It might seem that in the 1930s, when the Left discussed the necessity of social realism and often adhered to a form of cultural nationalism, the Dynamo poets’ internationalist modernism and Rolfe’s Romantic lyricism would have been rejected as the lingering residual of bourgeois ideology. Indeed, in his 1936 review of To My Contemporaries, Freeman complains that very often for the Popular Front, “the politics of literature were permitted, thoughtlessly, to triumph over that objectivity of vision which is the essence of true poetry” (25).
26 ● A Poetics of Global Solidarity Giovannitti’s poetic production after Arrows in the Gale has received little critical attention, even though these poems were widely published and noted. In “May Day in Moscow,” printed in The Liberator in 1921 and placed prominently in the center of a page by its editor Max Eastman, Giovannitti offers a politicized variety of Imagism when he celebrates “Red flags licking like flames the fold of the great dome” (“May Day in Moscow” 7). The more predictable celebration of the Russian revolution in poems such as these is accompanied by a celebration of women activists in many of Giovannitti’s other poems.

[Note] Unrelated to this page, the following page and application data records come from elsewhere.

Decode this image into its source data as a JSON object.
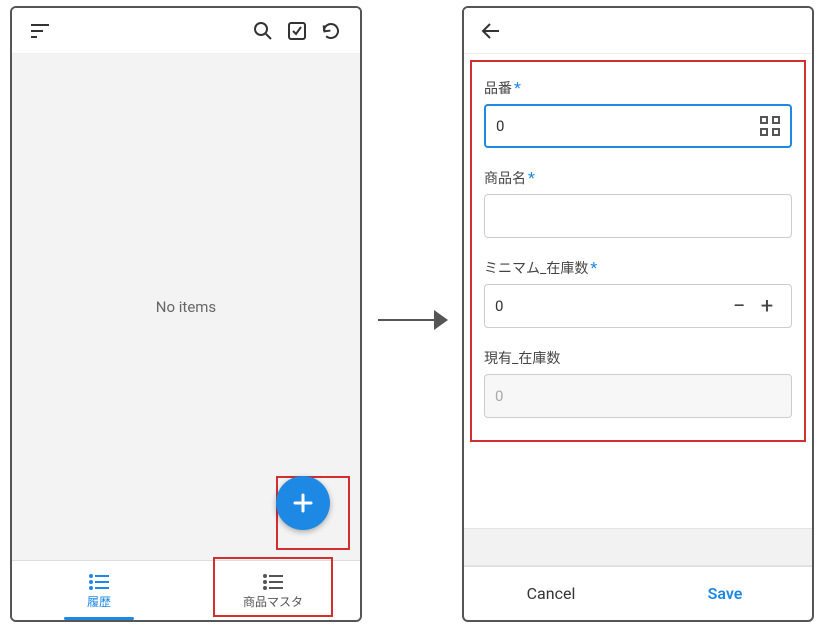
{
  "left": {
    "empty_text": "No items",
    "tabs": [
      {
        "label": "履歴",
        "active": true
      },
      {
        "label": "商品マスタ",
        "active": false
      }
    ]
  },
  "right": {
    "fields": {
      "code": {
        "label": "品番",
        "value": "0",
        "required": true
      },
      "name": {
        "label": "商品名",
        "value": "",
        "required": true
      },
      "min": {
        "label": "ミニマム_在庫数",
        "value": "0",
        "required": true
      },
      "stock": {
        "label": "現有_在庫数",
        "value": "0",
        "required": false
      }
    },
    "actions": {
      "cancel": "Cancel",
      "save": "Save"
    }
  }
}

When in “Homage to Karl Marx” Rolfe imagines Marx drafting his theoretical works, he speaks of Marx’s “cumulative fatherland” that is the result of “the huge sweeping movement of his brain/ (rooted in poverty, love as great as deep as he was poor)” (Collected Poems 77). But if Marx is the theoretician of material conditions, he is also “the prophet grappling with worlds,/ suspended between/ yet rooted in both/ the old and the new” (77). This is a poetic portrait of the political thinker Marx, but it is also a selfportrait of the poet Edwin Rolfe and a reflection on the modern poet’s vocation to establish alternatives to the capitalist and nationalist ideologies shaping the 1930s.
McTeague (Signet Classics) by Frank Norris